BRADY: While Jindal is quick to change the topic, his name is frequently mentioned. He has an impressive resume. After college, a Rhodes Scholarship and a stint with a management-consulting firm, Jindal was appointed secretary of the Louisiana Department of Health and Hospitals. He was only 24 years old. At 33, he was elected to Congress and three years later, governor.

Jindal was widely praised for leading a huge, pre-hurricane evacuation three years after the failed response to Katrina. He also earned high marks for his response to BP's oil spill in 2010. And Jindal is very good at raising campaign money. John Maginnis writes the political newsletter "LaPolitics Weekly," in Baton Rouge.

JOHN MAGINNIS: Where he does his very best is in a - very small rooms filled with very rich people. He's great, you know?


MAGINNIS: He'll lighten their wallets every time.

BRADY: Maginnis says Jindal would be a safe pick for Mitt Romney, ideologically. Even though one-fifth of Louisiana residents don't have health insurance, Jindal is an unsparing critic of President Obama's health-care overhaul. He opposed the law's expansion of Medicaid. And Maginnis says in his second term as governor, Jindal has maintained his reputation as a fiscal conservative.

MAGINNIS: Most importantly for the Republicans, he has not raised taxes. And he's even, in one case, vetoed the renewal of a 4-cent cigarette tax - which there was absolutely no opposition to.

BRADY: That hard-line approach appeals to an important voting bloc in the Republican Party: conservative evangelical Christians. Jindal converted from Hinduism to Catholicism in his teens. Given his firm opposition to abortion rights and gay marriage, he's on good footing with evangelicals. As an Indian-American, he would add some sizzle to the Romney ticket, says Michael Cromartie with the Ethics and Public Policy Center.

MICHAEL CROMARTIE: I think there are many people in the Republican Party who want to be seen as an inclusive party.

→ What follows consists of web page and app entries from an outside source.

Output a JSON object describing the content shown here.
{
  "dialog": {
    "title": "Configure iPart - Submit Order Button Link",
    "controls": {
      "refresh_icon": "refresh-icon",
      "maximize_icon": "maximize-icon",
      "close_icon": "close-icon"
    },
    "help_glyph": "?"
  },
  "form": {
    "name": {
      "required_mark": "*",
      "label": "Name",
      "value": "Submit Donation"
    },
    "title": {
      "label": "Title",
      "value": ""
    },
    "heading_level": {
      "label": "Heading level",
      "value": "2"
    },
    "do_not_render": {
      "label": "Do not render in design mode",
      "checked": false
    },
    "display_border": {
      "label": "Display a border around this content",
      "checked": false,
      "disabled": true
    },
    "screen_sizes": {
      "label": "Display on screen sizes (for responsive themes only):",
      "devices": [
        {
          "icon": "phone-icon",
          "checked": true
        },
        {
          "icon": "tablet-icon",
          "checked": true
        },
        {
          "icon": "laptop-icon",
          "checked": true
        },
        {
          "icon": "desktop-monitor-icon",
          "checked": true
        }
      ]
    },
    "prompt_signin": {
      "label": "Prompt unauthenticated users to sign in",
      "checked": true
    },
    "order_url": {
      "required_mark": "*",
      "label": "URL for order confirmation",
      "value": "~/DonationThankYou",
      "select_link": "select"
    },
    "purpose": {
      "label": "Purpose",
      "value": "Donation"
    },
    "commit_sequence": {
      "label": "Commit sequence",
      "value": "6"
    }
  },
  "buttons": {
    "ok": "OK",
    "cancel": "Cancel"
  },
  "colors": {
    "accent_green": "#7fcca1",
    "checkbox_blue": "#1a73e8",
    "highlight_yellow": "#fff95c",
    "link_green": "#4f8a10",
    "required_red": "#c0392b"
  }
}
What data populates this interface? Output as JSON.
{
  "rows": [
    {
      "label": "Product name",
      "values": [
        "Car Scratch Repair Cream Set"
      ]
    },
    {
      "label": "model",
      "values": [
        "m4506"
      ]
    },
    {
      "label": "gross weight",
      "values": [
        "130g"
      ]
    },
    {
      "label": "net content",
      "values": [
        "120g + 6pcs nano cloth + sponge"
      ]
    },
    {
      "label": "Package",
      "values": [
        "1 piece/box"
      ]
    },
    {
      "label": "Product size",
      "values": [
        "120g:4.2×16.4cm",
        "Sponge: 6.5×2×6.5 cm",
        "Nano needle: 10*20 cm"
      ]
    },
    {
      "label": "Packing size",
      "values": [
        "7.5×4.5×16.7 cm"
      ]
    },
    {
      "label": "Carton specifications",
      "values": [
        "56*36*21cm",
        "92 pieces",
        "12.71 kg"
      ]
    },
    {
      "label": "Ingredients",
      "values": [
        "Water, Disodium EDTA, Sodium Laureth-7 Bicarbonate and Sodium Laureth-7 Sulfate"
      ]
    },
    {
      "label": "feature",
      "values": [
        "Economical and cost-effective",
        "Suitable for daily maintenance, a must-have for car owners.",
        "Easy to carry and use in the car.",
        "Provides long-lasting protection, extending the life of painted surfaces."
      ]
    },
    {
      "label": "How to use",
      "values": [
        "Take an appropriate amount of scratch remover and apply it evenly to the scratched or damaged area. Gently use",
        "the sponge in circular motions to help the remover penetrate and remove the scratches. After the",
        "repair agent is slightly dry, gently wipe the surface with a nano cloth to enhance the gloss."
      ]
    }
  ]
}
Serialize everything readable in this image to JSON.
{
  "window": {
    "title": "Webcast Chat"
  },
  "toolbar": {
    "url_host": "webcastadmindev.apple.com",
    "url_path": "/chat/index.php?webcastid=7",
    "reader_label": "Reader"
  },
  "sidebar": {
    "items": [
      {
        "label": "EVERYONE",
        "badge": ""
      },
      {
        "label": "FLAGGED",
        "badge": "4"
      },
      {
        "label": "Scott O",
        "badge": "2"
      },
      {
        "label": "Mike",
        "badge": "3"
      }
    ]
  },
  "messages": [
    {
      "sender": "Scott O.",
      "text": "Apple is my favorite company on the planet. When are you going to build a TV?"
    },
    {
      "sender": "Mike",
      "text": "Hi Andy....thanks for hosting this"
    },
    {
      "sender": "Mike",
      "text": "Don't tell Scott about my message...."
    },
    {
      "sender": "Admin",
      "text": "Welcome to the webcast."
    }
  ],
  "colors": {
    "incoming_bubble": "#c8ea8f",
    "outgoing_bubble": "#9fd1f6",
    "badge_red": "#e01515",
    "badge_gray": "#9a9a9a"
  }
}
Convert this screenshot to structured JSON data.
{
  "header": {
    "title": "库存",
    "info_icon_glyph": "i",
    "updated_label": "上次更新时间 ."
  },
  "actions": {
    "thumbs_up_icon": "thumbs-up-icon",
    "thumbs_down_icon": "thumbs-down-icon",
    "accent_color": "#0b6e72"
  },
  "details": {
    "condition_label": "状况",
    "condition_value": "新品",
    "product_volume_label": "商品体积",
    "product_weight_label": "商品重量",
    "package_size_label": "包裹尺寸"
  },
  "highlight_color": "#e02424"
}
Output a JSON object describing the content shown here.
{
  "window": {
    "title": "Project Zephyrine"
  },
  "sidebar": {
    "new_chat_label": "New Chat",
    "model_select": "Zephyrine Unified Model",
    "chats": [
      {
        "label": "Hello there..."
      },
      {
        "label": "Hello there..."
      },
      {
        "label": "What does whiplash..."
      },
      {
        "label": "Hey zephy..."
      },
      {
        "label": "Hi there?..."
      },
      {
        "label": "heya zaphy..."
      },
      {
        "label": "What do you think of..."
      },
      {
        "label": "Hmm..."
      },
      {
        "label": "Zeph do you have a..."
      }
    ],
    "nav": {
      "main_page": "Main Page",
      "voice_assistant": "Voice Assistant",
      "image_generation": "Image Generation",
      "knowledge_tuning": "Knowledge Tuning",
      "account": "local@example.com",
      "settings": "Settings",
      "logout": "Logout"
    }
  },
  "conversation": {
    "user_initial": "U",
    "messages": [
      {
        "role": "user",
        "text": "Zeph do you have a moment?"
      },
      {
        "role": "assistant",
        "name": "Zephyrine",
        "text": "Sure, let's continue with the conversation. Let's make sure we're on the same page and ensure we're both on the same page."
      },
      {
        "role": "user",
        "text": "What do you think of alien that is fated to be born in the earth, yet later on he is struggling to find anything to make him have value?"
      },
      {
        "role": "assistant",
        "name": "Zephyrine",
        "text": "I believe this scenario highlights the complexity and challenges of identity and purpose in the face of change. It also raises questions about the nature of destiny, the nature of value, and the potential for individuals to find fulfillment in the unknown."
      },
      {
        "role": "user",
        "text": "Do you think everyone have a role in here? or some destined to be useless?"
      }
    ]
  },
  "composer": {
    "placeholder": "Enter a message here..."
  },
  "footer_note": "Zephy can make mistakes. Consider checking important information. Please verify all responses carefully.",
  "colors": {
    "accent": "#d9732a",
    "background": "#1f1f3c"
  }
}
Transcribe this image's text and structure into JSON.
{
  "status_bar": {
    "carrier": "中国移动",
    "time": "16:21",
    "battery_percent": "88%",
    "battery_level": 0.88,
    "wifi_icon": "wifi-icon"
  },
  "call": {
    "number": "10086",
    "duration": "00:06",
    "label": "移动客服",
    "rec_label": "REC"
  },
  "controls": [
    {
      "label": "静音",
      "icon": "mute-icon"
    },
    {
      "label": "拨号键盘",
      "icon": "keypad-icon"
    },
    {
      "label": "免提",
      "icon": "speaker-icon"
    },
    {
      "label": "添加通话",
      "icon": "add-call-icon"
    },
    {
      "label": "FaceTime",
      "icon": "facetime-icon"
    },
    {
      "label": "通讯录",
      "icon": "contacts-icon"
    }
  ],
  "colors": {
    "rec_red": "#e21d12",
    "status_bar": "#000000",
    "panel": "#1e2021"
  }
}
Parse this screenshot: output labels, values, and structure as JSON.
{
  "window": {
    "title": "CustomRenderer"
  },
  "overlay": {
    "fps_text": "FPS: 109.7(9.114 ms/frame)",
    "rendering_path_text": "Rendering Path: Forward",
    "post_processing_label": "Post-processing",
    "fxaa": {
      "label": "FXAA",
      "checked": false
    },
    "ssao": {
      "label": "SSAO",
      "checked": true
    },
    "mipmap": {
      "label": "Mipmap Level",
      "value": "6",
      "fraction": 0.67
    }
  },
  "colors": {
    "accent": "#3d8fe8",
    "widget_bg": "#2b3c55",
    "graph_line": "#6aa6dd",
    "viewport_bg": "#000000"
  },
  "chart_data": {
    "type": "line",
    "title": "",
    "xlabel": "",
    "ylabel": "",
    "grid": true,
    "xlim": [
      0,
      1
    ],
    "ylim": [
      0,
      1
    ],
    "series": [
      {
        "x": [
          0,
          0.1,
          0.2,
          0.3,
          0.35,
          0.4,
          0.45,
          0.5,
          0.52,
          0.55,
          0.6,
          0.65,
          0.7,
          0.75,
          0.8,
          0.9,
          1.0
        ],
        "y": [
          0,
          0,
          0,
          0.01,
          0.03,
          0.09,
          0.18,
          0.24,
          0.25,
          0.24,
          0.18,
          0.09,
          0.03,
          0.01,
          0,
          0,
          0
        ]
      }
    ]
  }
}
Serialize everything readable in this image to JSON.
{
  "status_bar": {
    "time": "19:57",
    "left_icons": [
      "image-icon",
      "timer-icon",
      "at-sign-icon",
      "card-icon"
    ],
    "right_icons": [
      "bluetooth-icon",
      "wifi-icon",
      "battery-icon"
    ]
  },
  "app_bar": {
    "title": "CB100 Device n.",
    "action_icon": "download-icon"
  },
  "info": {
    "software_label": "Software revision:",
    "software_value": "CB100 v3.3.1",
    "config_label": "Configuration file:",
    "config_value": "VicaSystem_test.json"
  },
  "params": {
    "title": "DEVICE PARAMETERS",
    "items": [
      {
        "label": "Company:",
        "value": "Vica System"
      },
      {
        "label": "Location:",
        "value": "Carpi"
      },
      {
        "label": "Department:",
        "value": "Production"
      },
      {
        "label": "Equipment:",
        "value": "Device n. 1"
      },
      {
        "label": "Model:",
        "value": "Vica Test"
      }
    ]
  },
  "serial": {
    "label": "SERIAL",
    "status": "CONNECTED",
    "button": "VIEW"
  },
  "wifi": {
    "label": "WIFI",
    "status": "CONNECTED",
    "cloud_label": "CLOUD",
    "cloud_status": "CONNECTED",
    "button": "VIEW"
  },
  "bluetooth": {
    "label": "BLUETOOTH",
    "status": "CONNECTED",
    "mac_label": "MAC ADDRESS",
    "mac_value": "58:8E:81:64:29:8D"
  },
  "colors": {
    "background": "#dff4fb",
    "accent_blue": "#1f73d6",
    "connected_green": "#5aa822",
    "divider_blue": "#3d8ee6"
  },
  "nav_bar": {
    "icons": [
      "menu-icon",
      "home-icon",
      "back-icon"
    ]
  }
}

And so it would add, in the dynamic - running against President Obama - to have somebody of a different ethnicity.

BRADY: But, Cromartie says, there could be one problem: Jindal is only 41 years old.

CROMARTIE: And he has the benefit of looking like he's about 20. But that may not help him politically.

BRADY: Cromartie says he thinks Jindal is ready, but he suspects some voters would rather see a few more gray hairs before Bobby Jindal advances to a national office like vice president.

Jeff Brady, NPR News. Transcript provided by NPR, Copyright NPR.